Mentions: We constructed a TMA block containing cores from all of the cancers harbouring ETV1 re-arrangements (23 tumours) and six randomly selected cancers with an ERG gene rearrangement. We used slices of this TMA to carry out break-apart assays for the 5′-fusion partners previously identified by Tomlins et al (2005, 2006, 2007): namely TMPRSS2, SLC45A3, HERV-K, C15orf21 and HNRPA2B1 (Table 2). We also used FISH assays to confirm co-localisation of 3′-ETV1 with 5′-sequences from each of the above partners as previously described by Tomlins et al (2007) (results not shown). To identify tumours with translocation of ETV1 to the androgen-regulated prostate-specific region at 14q13.3–14q21.1 we co-hybridised a TMA slice with a 3′-ETV1 FISH probe (red) and a FISH probe consisting of six BACs spanning the entire region of 14q13.3–q21.1 (green). Co-localisation of the red and green signals was taken as evidence of translocation of ETV1 to this region (Figure 2). The FISH probes used in all of these assays are listed in Supplementary Table 1.

Bottom Line: The presence of ETV1 gene alterations (found in 23 cases, 5.4%) was correlated with higher Gleason Score (P=0.001), PSA level at diagnosis (P=<0.0001) and clinical stage (P=0.017) but was not linked to poorer survival.We found that the six previously characterised translocation partners of ETV1 only accounted for 34% of ETV1 re-arrangements (eight out of 23) in this series, with fusion to the androgen-repressed gene C15orf21 representing the commonest event (four out of 23).In 5'-RACE experiments on RNA extracted from formalin-fixed tissue we identified the androgen-upregulated gene ACSL3 as a new 5'-translocation partner of ETV1.

View Article: PubMed Central - PubMed

Affiliation: Institute of Cancer Research, Male Urological Cancer Research Centre, 15 Cotswold Road, Sutton, Surrey SM2 5NG, UK.

ABSTRACT
A fluorescence in situ hybridisation (FISH) assay has been used to screen for ETV1 gene rearrangements in a cohort of 429 prostate cancers from patients who had been diagnosed by trans-urethral resection of the prostate.
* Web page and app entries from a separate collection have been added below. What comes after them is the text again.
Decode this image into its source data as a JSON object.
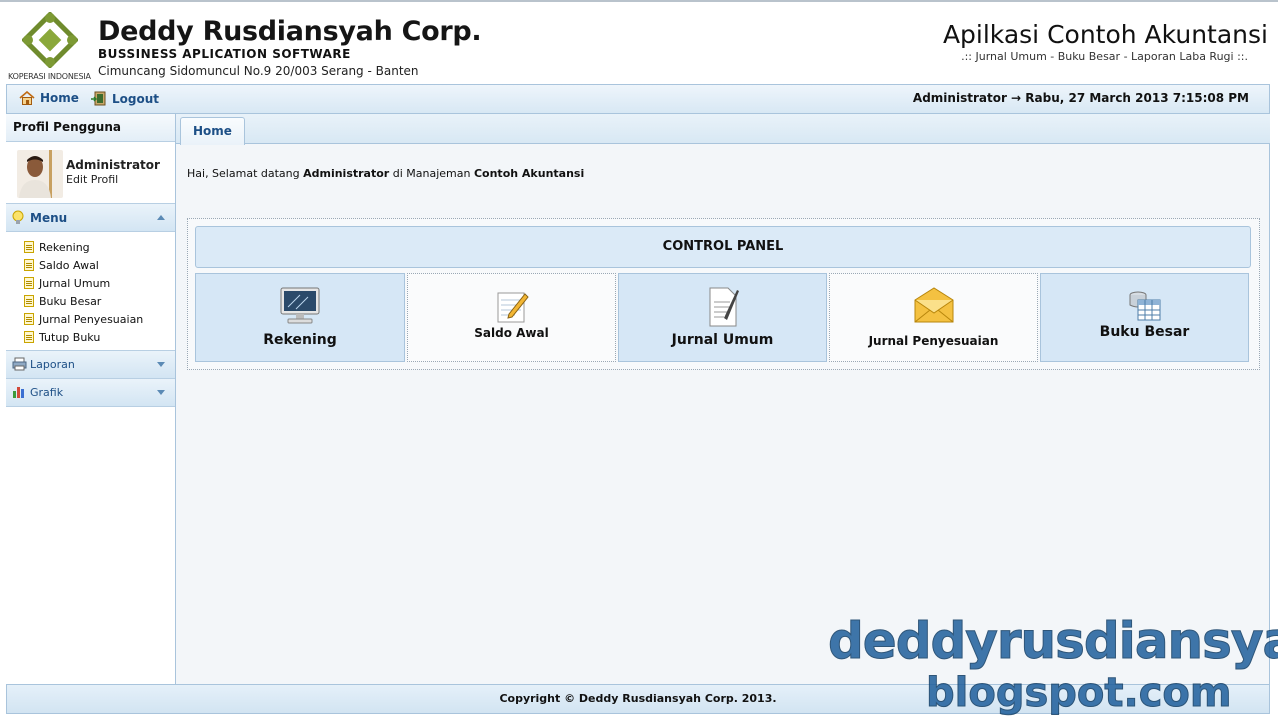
{
  "header": {
    "logo_caption": "KOPERASI INDONESIA",
    "company_name": "Deddy Rusdiansyah Corp.",
    "tagline": "BUSSINESS APLICATION SOFTWARE",
    "address": "Cimuncang Sidomuncul No.9 20/003 Serang - Banten",
    "app_title": "Apilkasi Contoh Akuntansi",
    "app_subtitle": ".:: Jurnal Umum - Buku Besar - Laporan Laba Rugi ::."
  },
  "topnav": {
    "home_label": "Home",
    "logout_label": "Logout",
    "status": "Administrator → Rabu, 27 March 2013 7:15:08 PM",
    "home_icon": "house-icon",
    "logout_icon": "logout-icon"
  },
  "sidebar": {
    "profile_header": "Profil Pengguna",
    "profile_name": "Administrator",
    "profile_edit": "Edit Profil",
    "menu_label": "Menu",
    "menu_items": [
      "Rekening",
      "Saldo Awal",
      "Jurnal Umum",
      "Buku Besar",
      "Jurnal Penyesuaian",
      "Tutup Buku"
    ],
    "laporan_label": "Laporan",
    "grafik_label": "Grafik"
  },
  "main": {
    "tab_label": "Home",
    "welcome_prefix": "Hai, Selamat datang ",
    "welcome_user": "Administrator",
    "welcome_middle": " di Manajeman ",
    "welcome_app": "Contoh Akuntansi",
    "control_panel_title": "CONTROL PANEL",
    "tiles": [
      {
        "label": "Rekening",
        "icon": "monitor-icon"
      },
      {
        "label": "Saldo Awal",
        "icon": "notepad-pencil-icon"
      },
      {
        "label": "Jurnal Umum",
        "icon": "document-pen-icon"
      },
      {
        "label": "Jurnal Penyesuaian",
        "icon": "envelope-icon"
      },
      {
        "label": "Buku Besar",
        "icon": "database-table-icon"
      }
    ]
  },
  "footer": {
    "copyright": "Copyright © Deddy Rusdiansyah Corp. 2013."
  },
  "watermark": {
    "line1": "deddyrusdiansyah",
    "line2": "blogspot.com"
  },
  "colors": {
    "accent": "#1d4f86",
    "panel_blue": "#d6e7f6",
    "border": "#a9c4dc"
  }
}
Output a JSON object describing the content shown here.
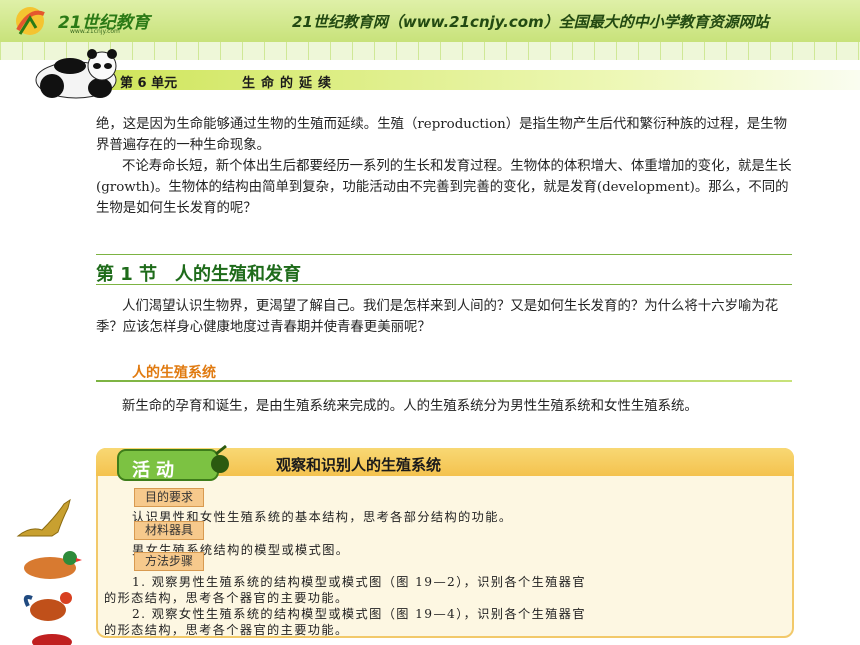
{
  "header": {
    "logo_main": "21世纪教育",
    "logo_sub": "www.21cnjy.com",
    "site_line": "21世纪教育网（www.21cnjy.com）全国最大的中小学教育资源网站"
  },
  "chapter": {
    "label": "第 6 单元",
    "title": "生命的延续"
  },
  "intro": {
    "p1": "绝，这是因为生命能够通过生物的生殖而延续。生殖（reproduction）是指生物产生后代和繁衍种族的过程，是生物界普遍存在的一种生命现象。",
    "p2": "不论寿命长短，新个体出生后都要经历一系列的生长和发育过程。生物体的体积增大、体重增加的变化，就是生长(growth)。生物体的结构由简单到复杂，功能活动由不完善到完善的变化，就是发育(development)。那么，不同的生物是如何生长发育的呢？"
  },
  "section": {
    "title": "第 1 节　人的生殖和发育",
    "p3": "人们渴望认识生物界，更渴望了解自己。我们是怎样来到人间的？又是如何生长发育的？为什么将十六岁喻为花季？应该怎样身心健康地度过青春期并使青春更美丽呢？"
  },
  "subsection": {
    "title": "人的生殖系统",
    "p4": "新生命的孕育和诞生，是由生殖系统来完成的。人的生殖系统分为男性生殖系统和女性生殖系统。"
  },
  "activity": {
    "badge": "活动",
    "title": "观察和识别人的生殖系统",
    "tag_goal": "目的要求",
    "goal": "认识男性和女性生殖系统的基本结构，思考各部分结构的功能。",
    "tag_materials": "材料器具",
    "materials": "男女生殖系统结构的模型或模式图。",
    "tag_steps": "方法步骤",
    "step1_a": "1. 观察男性生殖系统的结构模型或模式图（图 19—2），识别各个生殖器官",
    "step1_b": "的形态结构，思考各个器官的主要功能。",
    "step2_a": "2. 观察女性生殖系统的结构模型或模式图（图 19—4），识别各个生殖器官",
    "step2_b": "的形态结构，思考各个器官的主要功能。"
  }
}
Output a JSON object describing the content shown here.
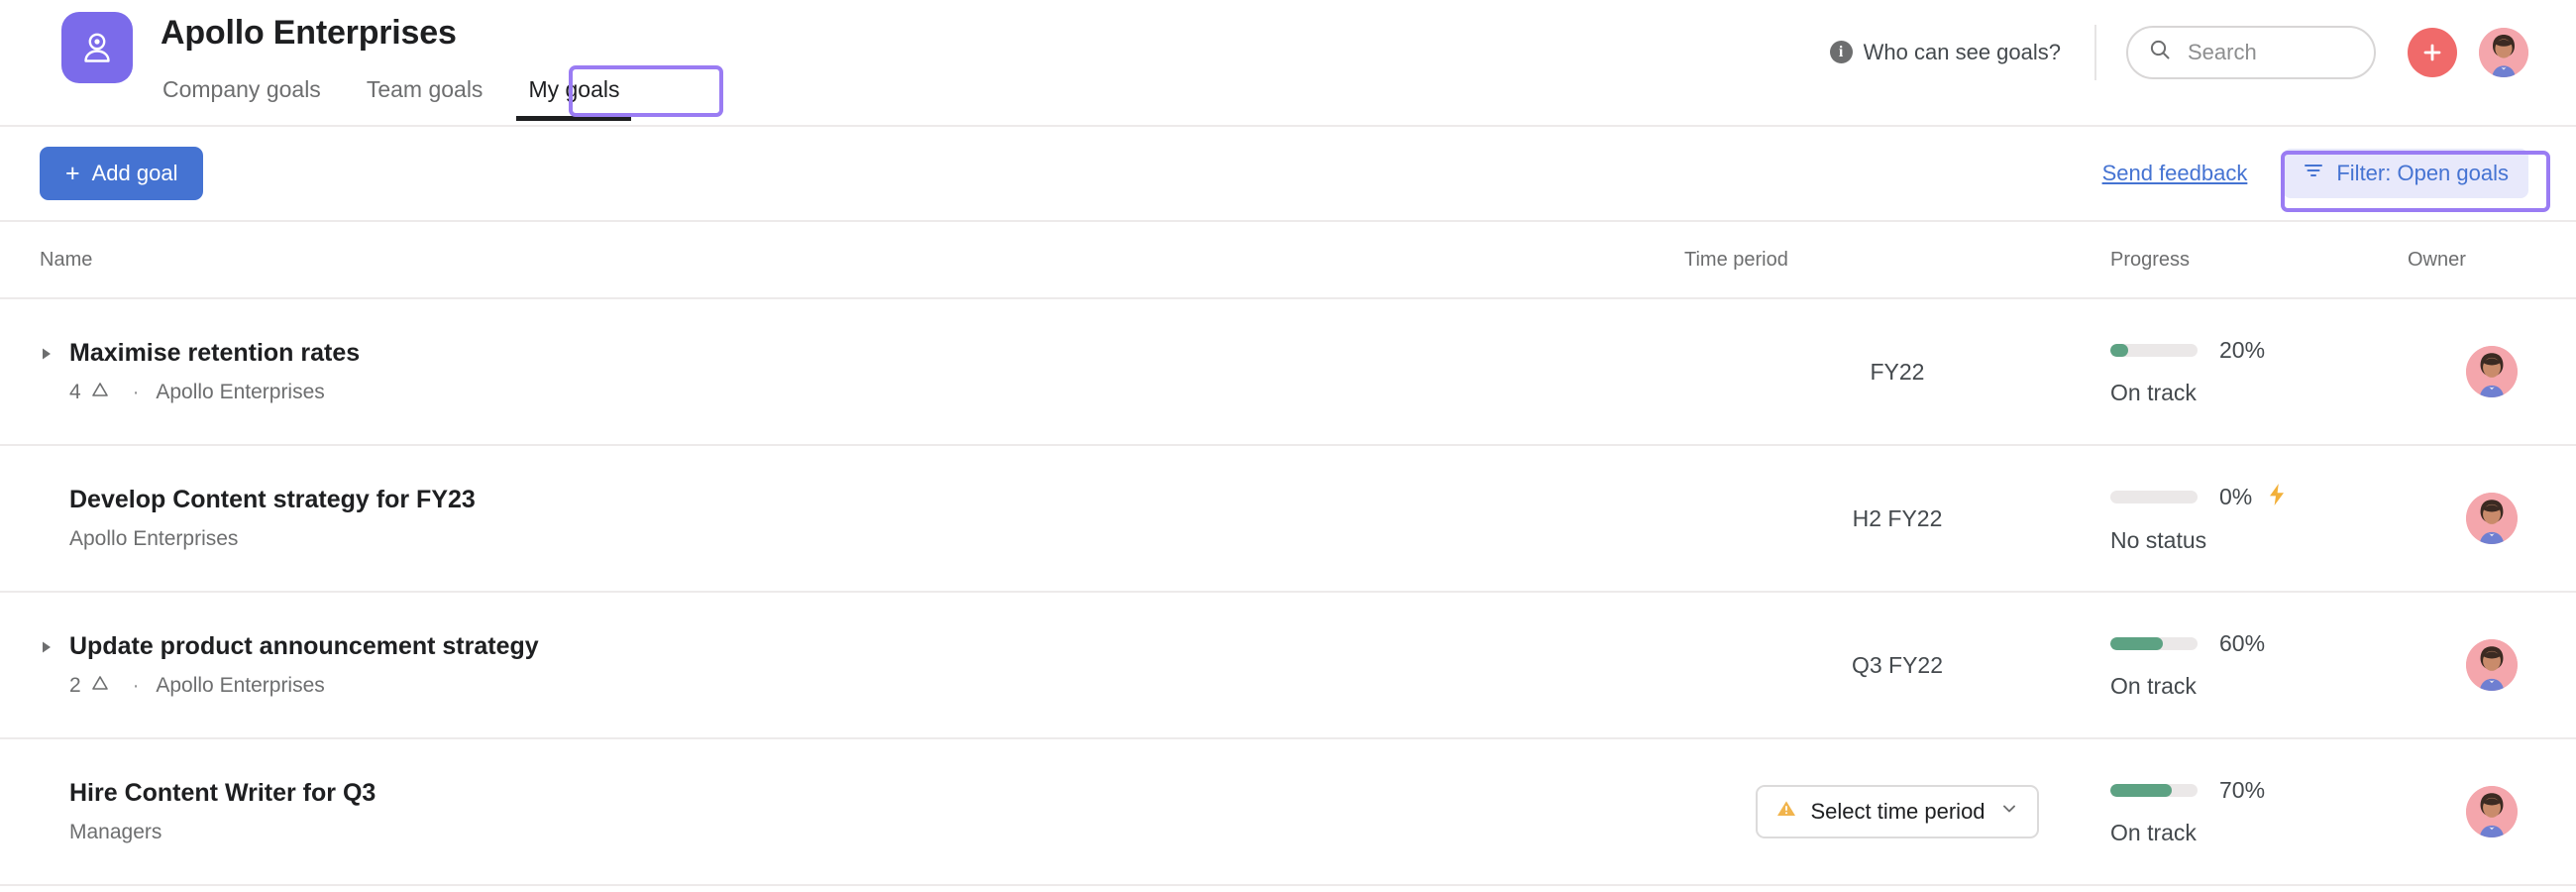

The presence of ETV1 gene alterations (found in 23 cases, 5.4%) was correlated with higher Gleason Score (P=0.001), PSA level at diagnosis (P=<0.0001) and clinical stage (P=0.017) but was not linked to poorer survival. We found that the six previously characterised translocation partners of ETV1 only accounted for 34% of ETV1 re-arrangements (eight out of 23) in this series, with fusion to the androgen-repressed gene C15orf21 representing the commonest event (four out of 23). In 5'-RACE experiments on RNA extracted from formalin-fixed tissue we identified the androgen-upregulated gene ACSL3 as a new 5'-translocation partner of ETV1. These studies report a novel fusion partner for ETV1 and highlight the considerable heterogeneity of ETV1 gene rearrangements in human prostate cancer.

Show MeSH
Related in: MedlinePlus